Element data from apps and pages
========

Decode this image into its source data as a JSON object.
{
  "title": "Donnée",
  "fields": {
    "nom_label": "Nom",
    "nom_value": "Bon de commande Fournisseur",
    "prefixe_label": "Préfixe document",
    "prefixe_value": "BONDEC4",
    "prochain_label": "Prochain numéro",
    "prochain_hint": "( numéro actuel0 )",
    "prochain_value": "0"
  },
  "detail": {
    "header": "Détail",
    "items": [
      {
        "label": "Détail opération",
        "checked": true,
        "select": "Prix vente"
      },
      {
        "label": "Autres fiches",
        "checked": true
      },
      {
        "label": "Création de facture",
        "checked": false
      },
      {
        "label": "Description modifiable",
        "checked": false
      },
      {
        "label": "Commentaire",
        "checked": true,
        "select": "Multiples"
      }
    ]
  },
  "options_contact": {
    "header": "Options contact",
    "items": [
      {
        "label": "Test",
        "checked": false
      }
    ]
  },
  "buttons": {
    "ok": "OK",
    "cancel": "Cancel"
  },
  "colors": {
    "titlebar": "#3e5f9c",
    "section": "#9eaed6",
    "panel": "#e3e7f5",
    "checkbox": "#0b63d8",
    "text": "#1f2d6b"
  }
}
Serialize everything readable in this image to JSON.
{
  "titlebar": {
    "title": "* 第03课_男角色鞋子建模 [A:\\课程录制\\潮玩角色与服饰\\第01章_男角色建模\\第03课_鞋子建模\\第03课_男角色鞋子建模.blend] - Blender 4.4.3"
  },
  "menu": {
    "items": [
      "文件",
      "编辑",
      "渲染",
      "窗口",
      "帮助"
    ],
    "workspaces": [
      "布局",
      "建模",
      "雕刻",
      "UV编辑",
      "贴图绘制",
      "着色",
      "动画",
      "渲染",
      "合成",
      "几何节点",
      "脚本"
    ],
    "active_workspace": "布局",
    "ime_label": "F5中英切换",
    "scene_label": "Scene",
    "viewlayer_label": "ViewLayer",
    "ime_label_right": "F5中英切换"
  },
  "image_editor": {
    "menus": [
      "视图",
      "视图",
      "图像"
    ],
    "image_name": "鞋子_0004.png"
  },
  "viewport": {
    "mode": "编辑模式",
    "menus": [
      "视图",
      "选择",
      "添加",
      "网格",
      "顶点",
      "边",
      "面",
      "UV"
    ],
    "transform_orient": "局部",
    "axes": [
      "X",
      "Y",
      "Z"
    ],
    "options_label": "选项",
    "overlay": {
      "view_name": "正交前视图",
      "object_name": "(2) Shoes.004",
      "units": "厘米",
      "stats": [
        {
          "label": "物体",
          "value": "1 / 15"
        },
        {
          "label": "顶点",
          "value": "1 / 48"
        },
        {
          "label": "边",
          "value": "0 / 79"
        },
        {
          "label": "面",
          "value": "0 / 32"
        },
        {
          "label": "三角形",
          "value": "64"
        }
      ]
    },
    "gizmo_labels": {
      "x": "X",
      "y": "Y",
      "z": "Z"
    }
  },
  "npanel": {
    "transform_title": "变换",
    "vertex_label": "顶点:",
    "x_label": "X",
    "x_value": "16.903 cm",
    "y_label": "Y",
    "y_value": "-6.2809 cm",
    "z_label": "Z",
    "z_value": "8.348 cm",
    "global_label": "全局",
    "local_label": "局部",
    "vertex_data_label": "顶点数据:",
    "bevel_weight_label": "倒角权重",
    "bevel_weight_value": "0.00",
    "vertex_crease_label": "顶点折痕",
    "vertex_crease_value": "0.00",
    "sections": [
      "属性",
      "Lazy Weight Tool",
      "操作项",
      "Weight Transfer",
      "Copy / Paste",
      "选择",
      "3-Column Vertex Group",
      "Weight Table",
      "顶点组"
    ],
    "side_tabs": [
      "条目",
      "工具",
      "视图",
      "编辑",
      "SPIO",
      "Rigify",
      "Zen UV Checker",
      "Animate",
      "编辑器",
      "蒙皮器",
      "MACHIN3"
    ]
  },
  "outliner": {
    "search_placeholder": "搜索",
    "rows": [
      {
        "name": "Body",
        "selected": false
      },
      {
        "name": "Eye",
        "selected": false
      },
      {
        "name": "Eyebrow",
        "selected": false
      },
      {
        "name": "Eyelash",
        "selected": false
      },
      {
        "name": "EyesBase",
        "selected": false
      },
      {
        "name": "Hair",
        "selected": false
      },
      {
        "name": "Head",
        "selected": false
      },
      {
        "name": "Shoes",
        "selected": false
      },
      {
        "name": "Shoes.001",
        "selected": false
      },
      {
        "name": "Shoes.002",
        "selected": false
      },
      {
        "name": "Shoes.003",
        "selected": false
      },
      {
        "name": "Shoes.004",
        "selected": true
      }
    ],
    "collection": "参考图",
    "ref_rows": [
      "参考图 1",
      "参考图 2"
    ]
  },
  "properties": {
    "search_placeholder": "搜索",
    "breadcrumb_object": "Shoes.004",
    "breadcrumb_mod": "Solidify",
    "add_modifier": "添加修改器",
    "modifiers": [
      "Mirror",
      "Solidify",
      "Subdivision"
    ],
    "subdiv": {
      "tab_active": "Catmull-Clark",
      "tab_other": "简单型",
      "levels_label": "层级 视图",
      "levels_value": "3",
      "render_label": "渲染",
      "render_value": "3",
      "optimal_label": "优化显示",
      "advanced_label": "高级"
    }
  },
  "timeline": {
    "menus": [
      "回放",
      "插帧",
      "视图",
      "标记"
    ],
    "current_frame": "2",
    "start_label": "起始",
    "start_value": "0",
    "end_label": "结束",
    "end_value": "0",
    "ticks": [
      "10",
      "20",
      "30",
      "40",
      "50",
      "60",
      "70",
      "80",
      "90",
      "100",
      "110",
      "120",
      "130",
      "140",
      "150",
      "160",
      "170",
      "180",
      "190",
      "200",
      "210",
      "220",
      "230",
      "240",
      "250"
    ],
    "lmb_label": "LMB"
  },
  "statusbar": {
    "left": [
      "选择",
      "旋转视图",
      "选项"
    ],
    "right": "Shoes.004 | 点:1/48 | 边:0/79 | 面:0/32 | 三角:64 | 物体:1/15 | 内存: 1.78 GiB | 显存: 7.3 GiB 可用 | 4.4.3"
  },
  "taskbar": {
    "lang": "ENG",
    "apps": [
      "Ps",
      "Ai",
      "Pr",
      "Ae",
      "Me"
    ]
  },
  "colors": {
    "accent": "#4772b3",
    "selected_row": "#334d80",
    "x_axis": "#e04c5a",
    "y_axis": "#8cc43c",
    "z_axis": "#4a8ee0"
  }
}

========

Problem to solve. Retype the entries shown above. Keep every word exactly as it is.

Output of the task.
Decode this image into its source data as a JSON object.
{
  "title": "Donnée",
  "fields": {
    "nom_label": "Nom",
    "nom_value": "Bon de commande Fournisseur",
    "prefixe_label": "Préfixe document",
    "prefixe_value": "BONDEC4",
    "prochain_label": "Prochain numéro",
    "prochain_hint": "( numéro actuel0 )",
    "prochain_value": "0"
  },
  "detail": {
    "header": "Détail",
    "items": [
      {
        "label": "Détail opération",
        "checked": true,
        "select": "Prix vente"
      },
      {
        "label": "Autres fiches",
        "checked": true
      },
      {
        "label": "Création de facture",
        "checked": false
      },
      {
        "label": "Description modifiable",
        "checked": false
      },
      {
        "label": "Commentaire",
        "checked": true,
        "select": "Multiples"
      }
    ]
  },
  "options_contact": {
    "header": "Options contact",
    "items": [
      {
        "label": "Test",
        "checked": false
      }
    ]
  },
  "buttons": {
    "ok": "OK",
    "cancel": "Cancel"
  },
  "colors": {
    "titlebar": "#3e5f9c",
    "section": "#9eaed6",
    "panel": "#e3e7f5",
    "checkbox": "#0b63d8",
    "text": "#1f2d6b"
  }
}
Serialize everything readable in this image to JSON.
{
  "titlebar": {
    "title": "* 第03课_男角色鞋子建模 [A:\\课程录制\\潮玩角色与服饰\\第01章_男角色建模\\第03课_鞋子建模\\第03课_男角色鞋子建模.blend] - Blender 4.4.3"
  },
  "menu": {
    "items": [
      "文件",
      "编辑",
      "渲染",
      "窗口",
      "帮助"
    ],
    "workspaces": [
      "布局",
      "建模",
      "雕刻",
      "UV编辑",
      "贴图绘制",
      "着色",
      "动画",
      "渲染",
      "合成",
      "几何节点",
      "脚本"
    ],
    "active_workspace": "布局",
    "ime_label": "F5中英切换",
    "scene_label": "Scene",
    "viewlayer_label": "ViewLayer",
    "ime_label_right": "F5中英切换"
  },
  "image_editor": {
    "menus": [
      "视图",
      "视图",
      "图像"
    ],
    "image_name": "鞋子_0004.png"
  },
  "viewport": {
    "mode": "编辑模式",
    "menus": [
      "视图",
      "选择",
      "添加",
      "网格",
      "顶点",
      "边",
      "面",
      "UV"
    ],
    "transform_orient": "局部",
    "axes": [
      "X",
      "Y",
      "Z"
    ],
    "options_label": "选项",
    "overlay": {
      "view_name": "正交前视图",
      "object_name": "(2) Shoes.004",
      "units": "厘米",
      "stats": [
        {
          "label": "物体",
          "value": "1 / 15"
        },
        {
          "label": "顶点",
          "value": "1 / 48"
        },
        {
          "label": "边",
          "value": "0 / 79"
        },
        {
          "label": "面",
          "value": "0 / 32"
        },
        {
          "label": "三角形",
          "value": "64"
        }
      ]
    },
    "gizmo_labels": {
      "x": "X",
      "y": "Y",
      "z": "Z"
    }
  },
  "npanel": {
    "transform_title": "变换",
    "vertex_label": "顶点:",
    "x_label": "X",
    "x_value": "16.903 cm",
    "y_label": "Y",
    "y_value": "-6.2809 cm",
    "z_label": "Z",
    "z_value": "8.348 cm",
    "global_label": "全局",
    "local_label": "局部",
    "vertex_data_label": "顶点数据:",
    "bevel_weight_label": "倒角权重",
    "bevel_weight_value": "0.00",
    "vertex_crease_label": "顶点折痕",
    "vertex_crease_value": "0.00",
    "sections": [
      "属性",
      "Lazy Weight Tool",
      "操作项",
      "Weight Transfer",
      "Copy / Paste",
      "选择",
      "3-Column Vertex Group",
      "Weight Table",
      "顶点组"
    ],
    "side_tabs": [
      "条目",
      "工具",
      "视图",
      "编辑",
      "SPIO",
      "Rigify",
      "Zen UV Checker",
      "Animate",
      "编辑器",
      "蒙皮器",
      "MACHIN3"
    ]
  },
  "outliner": {
    "search_placeholder": "搜索",
    "rows": [
      {
        "name": "Body",
        "selected": false
      },
      {
        "name": "Eye",
        "selected": false
      },
      {
        "name": "Eyebrow",
        "selected": false
      },
      {
        "name": "Eyelash",
        "selected": false
      },
      {
        "name": "EyesBase",
        "selected": false
      },
      {
        "name": "Hair",
        "selected": false
      },
      {
        "name": "Head",
        "selected": false
      },
      {
        "name": "Shoes",
        "selected": false
      },
      {
        "name": "Shoes.001",
        "selected": false
      },
      {
        "name": "Shoes.002",
        "selected": false
      },
      {
        "name": "Shoes.003",
        "selected": false
      },
      {
        "name": "Shoes.004",
        "selected": true
      }
    ],
    "collection": "参考图",
    "ref_rows": [
      "参考图 1",
      "参考图 2"
    ]
  },
  "properties": {
    "search_placeholder": "搜索",
    "breadcrumb_object": "Shoes.004",
    "breadcrumb_mod": "Solidify",
    "add_modifier": "添加修改器",
    "modifiers": [
      "Mirror",
      "Solidify",
      "Subdivision"
    ],
    "subdiv": {
      "tab_active": "Catmull-Clark",
      "tab_other": "简单型",
      "levels_label": "层级 视图",
      "levels_value": "3",
      "render_label": "渲染",
      "render_value": "3",
      "optimal_label": "优化显示",
      "advanced_label": "高级"
    }
  },
  "timeline": {
    "menus": [
      "回放",
      "插帧",
      "视图",
      "标记"
    ],
    "current_frame": "2",
    "start_label": "起始",
    "start_value": "0",
    "end_label": "结束",
    "end_value": "0",
    "ticks": [
      "10",
      "20",
      "30",
      "40",
      "50",
      "60",
      "70",
      "80",
      "90",
      "100",
      "110",
      "120",
      "130",
      "140",
      "150",
      "160",
      "170",
      "180",
      "190",
      "200",
      "210",
      "220",
      "230",
      "240",
      "250"
    ],
    "lmb_label": "LMB"
  },
  "statusbar": {
    "left": [
      "选择",
      "旋转视图",
      "选项"
    ],
    "right": "Shoes.004 | 点:1/48 | 边:0/79 | 面:0/32 | 三角:64 | 物体:1/15 | 内存: 1.78 GiB | 显存: 7.3 GiB 可用 | 4.4.3"
  },
  "taskbar": {
    "lang": "ENG",
    "apps": [
      "Ps",
      "Ai",
      "Pr",
      "Ae",
      "Me"
    ]
  },
  "colors": {
    "accent": "#4772b3",
    "selected_row": "#334d80",
    "x_axis": "#e04c5a",
    "y_axis": "#8cc43c",
    "z_axis": "#4a8ee0"
  }
}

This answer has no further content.